Lawmaker cites the Super Bowl as a huge draw for domestic and international traffickers
(ENGLEWOOD) – Assemblywoman Valerie Vainieri Huttle (D-Bergen) on Monday announced plans to introduce a large-scale legislative bill package to target human trafficking in time for the 2014 Super Bowl, which will take place in Bergen County.
Noting the critical role of law enforcement in combating human trafficking, Huttle praised Attorney General Jeffrey Chiesa for issuing a statewide directive ordering law enforcement to identify, investigate and prosecute human sex and labor trafficking more aggressively. This initiative supplements Vainieri Huttle’s bill package, which she has been working on for several months and will introduce when the Assembly returns in the fall.
“Human trafficking is modern day slavery, yet it receives very little attention. New Jersey must take a strong stand against it by putting laws in place that prevent and address the sale of people for sex and labor. Traffickers and those who enable them must be dealt with more rigidly and victims must be helped in escaping these horrific circumstances,” said Vainieri Huttle. “These bills will better equip us to fight this terrible crime by giving law enforcement the tools they need to crack down on perpetrators and consumers.”

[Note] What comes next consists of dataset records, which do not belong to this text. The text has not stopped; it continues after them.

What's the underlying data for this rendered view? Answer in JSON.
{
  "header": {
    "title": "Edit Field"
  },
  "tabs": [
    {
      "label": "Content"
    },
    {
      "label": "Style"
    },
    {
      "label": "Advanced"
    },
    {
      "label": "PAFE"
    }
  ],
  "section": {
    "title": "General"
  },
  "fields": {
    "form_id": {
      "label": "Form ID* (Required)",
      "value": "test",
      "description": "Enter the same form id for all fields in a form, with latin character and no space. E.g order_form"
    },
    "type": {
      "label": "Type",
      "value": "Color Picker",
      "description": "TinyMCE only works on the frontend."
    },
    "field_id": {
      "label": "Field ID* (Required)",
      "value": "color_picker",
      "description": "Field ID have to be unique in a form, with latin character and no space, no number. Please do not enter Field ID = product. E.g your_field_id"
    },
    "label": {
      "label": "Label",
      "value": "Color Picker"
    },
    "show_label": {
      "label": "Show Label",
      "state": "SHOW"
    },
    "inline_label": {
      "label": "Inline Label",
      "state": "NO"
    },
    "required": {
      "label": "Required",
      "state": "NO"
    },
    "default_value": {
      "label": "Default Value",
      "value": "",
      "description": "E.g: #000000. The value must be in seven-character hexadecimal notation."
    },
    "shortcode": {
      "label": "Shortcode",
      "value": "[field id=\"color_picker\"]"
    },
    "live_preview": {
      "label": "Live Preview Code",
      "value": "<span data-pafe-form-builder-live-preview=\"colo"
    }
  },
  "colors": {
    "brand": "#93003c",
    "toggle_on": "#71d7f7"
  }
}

According to statistics by the Division of Criminal Justice, there were only 179 cases of sex and labor trafficking reported in New Jersey from Sept. 16, 2005 to March 1, 2012. However, according to the Polaris Project, a nonprofit organization that assists human trafficking victims, the number of unreported trafficking crimes in New Jersey is closer to the thousands, said Vainieri Huttle. The U.S. State Department estimates that 50,000 men, women and children are trafficked into the United States each year, in addition to the 100,000 domestic victims already enslaved.

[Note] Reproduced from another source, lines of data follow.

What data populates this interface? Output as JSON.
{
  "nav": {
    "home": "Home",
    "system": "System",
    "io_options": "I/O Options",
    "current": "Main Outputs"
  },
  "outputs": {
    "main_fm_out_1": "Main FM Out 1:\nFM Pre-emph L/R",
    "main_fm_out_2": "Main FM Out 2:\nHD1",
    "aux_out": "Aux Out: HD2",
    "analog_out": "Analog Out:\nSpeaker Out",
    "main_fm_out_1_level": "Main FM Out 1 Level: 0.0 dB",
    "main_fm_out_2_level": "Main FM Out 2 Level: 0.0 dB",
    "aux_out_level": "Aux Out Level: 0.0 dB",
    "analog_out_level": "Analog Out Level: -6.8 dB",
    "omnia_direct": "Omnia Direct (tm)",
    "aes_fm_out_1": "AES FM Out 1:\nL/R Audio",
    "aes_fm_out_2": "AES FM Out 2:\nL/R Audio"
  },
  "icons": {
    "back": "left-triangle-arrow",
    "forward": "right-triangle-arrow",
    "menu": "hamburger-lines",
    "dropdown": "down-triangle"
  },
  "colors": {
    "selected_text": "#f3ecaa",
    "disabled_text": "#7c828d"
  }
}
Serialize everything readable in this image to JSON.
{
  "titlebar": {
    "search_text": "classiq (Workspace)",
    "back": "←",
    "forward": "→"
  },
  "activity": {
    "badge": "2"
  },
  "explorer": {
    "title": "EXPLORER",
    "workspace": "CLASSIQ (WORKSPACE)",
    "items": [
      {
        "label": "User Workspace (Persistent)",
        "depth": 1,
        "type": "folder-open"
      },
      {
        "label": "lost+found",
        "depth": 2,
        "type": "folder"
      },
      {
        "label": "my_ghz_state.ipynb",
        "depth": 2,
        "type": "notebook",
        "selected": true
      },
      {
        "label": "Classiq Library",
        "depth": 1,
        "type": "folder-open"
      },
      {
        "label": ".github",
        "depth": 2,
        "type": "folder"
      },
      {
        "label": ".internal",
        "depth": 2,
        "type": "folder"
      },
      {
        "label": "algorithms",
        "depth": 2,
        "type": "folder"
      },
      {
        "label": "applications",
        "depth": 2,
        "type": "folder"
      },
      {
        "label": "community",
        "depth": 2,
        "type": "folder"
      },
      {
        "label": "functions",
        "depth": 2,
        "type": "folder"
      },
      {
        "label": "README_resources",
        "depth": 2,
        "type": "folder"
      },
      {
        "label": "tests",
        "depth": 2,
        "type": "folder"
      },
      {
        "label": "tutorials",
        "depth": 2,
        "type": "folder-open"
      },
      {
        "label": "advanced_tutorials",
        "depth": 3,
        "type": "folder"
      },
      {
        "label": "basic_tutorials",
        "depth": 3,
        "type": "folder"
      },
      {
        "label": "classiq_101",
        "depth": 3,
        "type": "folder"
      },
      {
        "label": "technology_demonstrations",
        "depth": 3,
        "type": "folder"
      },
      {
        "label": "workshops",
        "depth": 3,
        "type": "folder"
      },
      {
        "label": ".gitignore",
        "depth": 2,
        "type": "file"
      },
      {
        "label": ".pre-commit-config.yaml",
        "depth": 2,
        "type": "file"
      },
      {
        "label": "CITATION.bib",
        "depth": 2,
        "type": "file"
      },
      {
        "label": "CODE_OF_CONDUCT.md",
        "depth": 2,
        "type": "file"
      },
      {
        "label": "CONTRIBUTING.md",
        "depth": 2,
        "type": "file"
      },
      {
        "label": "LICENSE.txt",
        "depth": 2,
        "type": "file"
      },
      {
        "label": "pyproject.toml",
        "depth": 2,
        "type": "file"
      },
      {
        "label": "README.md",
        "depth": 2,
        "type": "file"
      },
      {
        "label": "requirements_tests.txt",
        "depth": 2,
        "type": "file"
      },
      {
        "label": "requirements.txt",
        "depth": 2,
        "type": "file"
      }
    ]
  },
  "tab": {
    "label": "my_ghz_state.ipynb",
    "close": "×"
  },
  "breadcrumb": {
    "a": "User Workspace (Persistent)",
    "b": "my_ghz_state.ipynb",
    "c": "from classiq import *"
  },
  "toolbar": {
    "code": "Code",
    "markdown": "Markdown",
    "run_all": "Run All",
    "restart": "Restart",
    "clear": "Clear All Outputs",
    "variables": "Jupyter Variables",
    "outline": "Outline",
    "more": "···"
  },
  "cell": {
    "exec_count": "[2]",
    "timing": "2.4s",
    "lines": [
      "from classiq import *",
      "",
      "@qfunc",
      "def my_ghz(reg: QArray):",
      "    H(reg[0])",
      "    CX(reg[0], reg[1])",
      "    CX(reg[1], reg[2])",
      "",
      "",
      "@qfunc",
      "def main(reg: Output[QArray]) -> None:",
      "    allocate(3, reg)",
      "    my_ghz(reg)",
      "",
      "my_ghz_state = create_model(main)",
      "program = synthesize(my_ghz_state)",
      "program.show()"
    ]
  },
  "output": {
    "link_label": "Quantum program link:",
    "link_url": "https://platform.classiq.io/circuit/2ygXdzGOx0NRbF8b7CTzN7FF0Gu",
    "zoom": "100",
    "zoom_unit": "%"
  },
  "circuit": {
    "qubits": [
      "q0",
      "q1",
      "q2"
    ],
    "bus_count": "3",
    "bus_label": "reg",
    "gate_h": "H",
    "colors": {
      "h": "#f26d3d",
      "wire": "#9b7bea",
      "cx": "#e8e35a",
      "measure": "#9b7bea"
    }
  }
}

“There is evidence to suggest that there will be a sharp increase of trafficking victims shipped to NJ due to the Super Bowl.” said Vainieri Huttle. “Just as Indiana did in advance of the 2012 Super Bowl, we intend to exponentially reduce this potential. We welcome the Super Bowl and the fans who will come to our great state to enjoy the game and experience all that New Jersey has to offer. But we will not allow this event to generate human exploitation.”